**Task objective:**
Print the records below exactly, with no pictures.

**Data shown:**
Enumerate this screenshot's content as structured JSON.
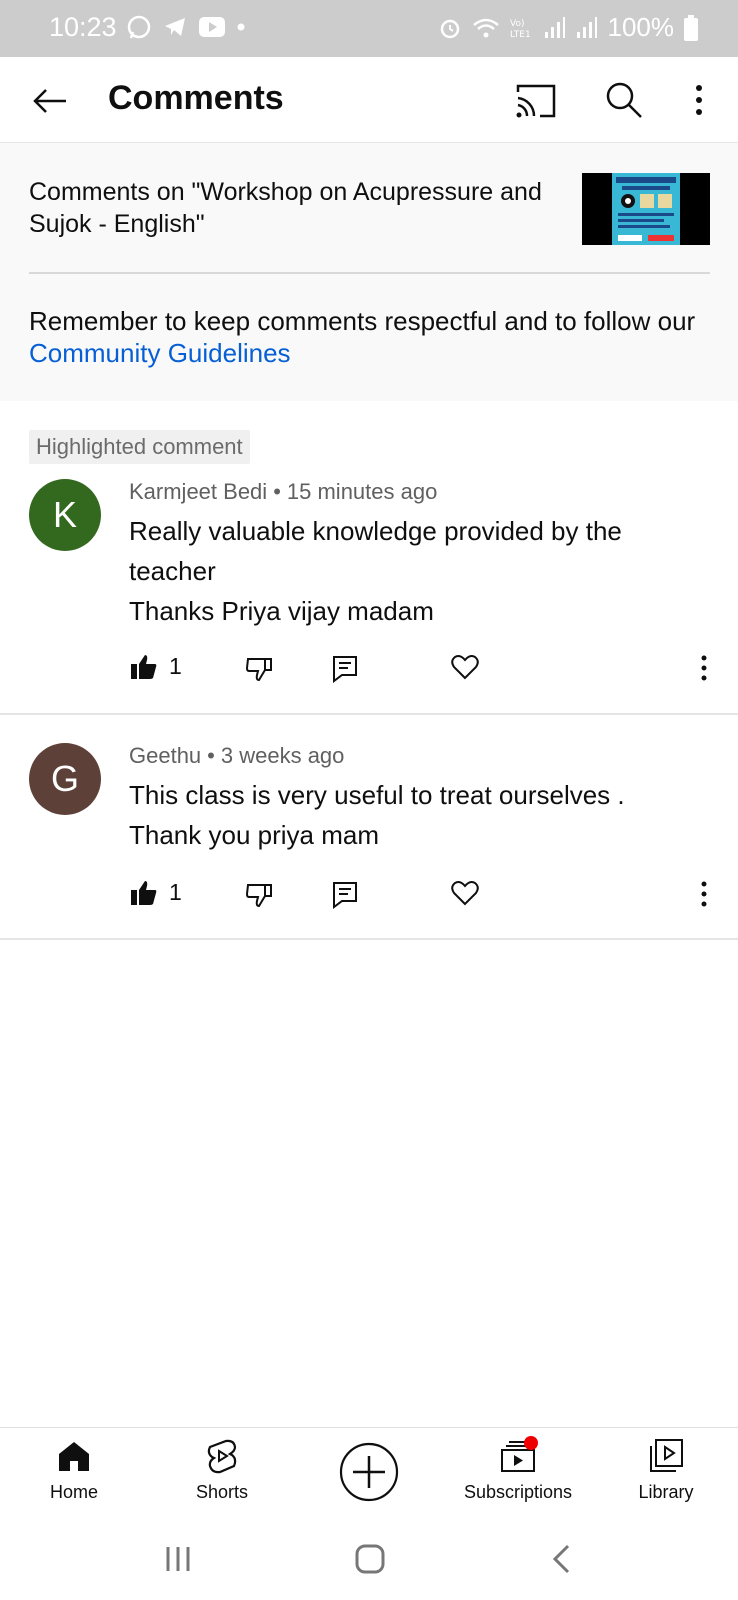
{
  "status_bar": {
    "time": "10:23",
    "battery": "100%",
    "icons": [
      "whatsapp-icon",
      "telegram-icon",
      "youtube-icon",
      "dot-icon",
      "alarm-icon",
      "wifi-icon",
      "volte-icon",
      "signal-icon",
      "signal-icon",
      "battery-icon"
    ]
  },
  "app_bar": {
    "title": "Comments",
    "icons": [
      "back-arrow-icon",
      "cast-icon",
      "search-icon",
      "more-vert-icon"
    ]
  },
  "video": {
    "title": "Comments on \"Workshop on Acupressure and Sujok - English\""
  },
  "guidelines": {
    "text": "Remember to keep comments respectful and to follow our ",
    "link": "Community Guidelines"
  },
  "comments": [
    {
      "badge": "Highlighted comment",
      "avatar_letter": "K",
      "avatar_color": "#33691e",
      "author": "Karmjeet Bedi",
      "time": "15 minutes ago",
      "line1": "Really valuable knowledge provided by the teacher",
      "line2": "Thanks Priya vijay madam",
      "likes": "1"
    },
    {
      "avatar_letter": "G",
      "avatar_color": "#5d4037",
      "author": "Geethu",
      "time": "3 weeks ago",
      "line1": "This class is very useful to treat ourselves .",
      "line2": "Thank you priya mam",
      "likes": "1"
    }
  ],
  "bottom_nav": {
    "home": "Home",
    "shorts": "Shorts",
    "subscriptions": "Subscriptions",
    "library": "Library"
  },
  "colors": {
    "link": "#065fd4",
    "status_bar": "#cccccc",
    "notification_dot": "#ee0000"
  }
}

**Task output:**
Enumerate this screenshot's content as structured JSON.
{
  "status_bar": {
    "time": "10:23",
    "battery": "100%",
    "icons": [
      "whatsapp-icon",
      "telegram-icon",
      "youtube-icon",
      "dot-icon",
      "alarm-icon",
      "wifi-icon",
      "volte-icon",
      "signal-icon",
      "signal-icon",
      "battery-icon"
    ]
  },
  "app_bar": {
    "title": "Comments",
    "icons": [
      "back-arrow-icon",
      "cast-icon",
      "search-icon",
      "more-vert-icon"
    ]
  },
  "video": {
    "title": "Comments on \"Workshop on Acupressure and Sujok - English\""
  },
  "guidelines": {
    "text": "Remember to keep comments respectful and to follow our ",
    "link": "Community Guidelines"
  },
  "comments": [
    {
      "badge": "Highlighted comment",
      "avatar_letter": "K",
      "avatar_color": "#33691e",
      "author": "Karmjeet Bedi",
      "time": "15 minutes ago",
      "line1": "Really valuable knowledge provided by the teacher",
      "line2": "Thanks Priya vijay madam",
      "likes": "1"
    },
    {
      "avatar_letter": "G",
      "avatar_color": "#5d4037",
      "author": "Geethu",
      "time": "3 weeks ago",
      "line1": "This class is very useful to treat ourselves .",
      "line2": "Thank you priya mam",
      "likes": "1"
    }
  ],
  "bottom_nav": {
    "home": "Home",
    "shorts": "Shorts",
    "subscriptions": "Subscriptions",
    "library": "Library"
  },
  "colors": {
    "link": "#065fd4",
    "status_bar": "#cccccc",
    "notification_dot": "#ee0000"
  }
}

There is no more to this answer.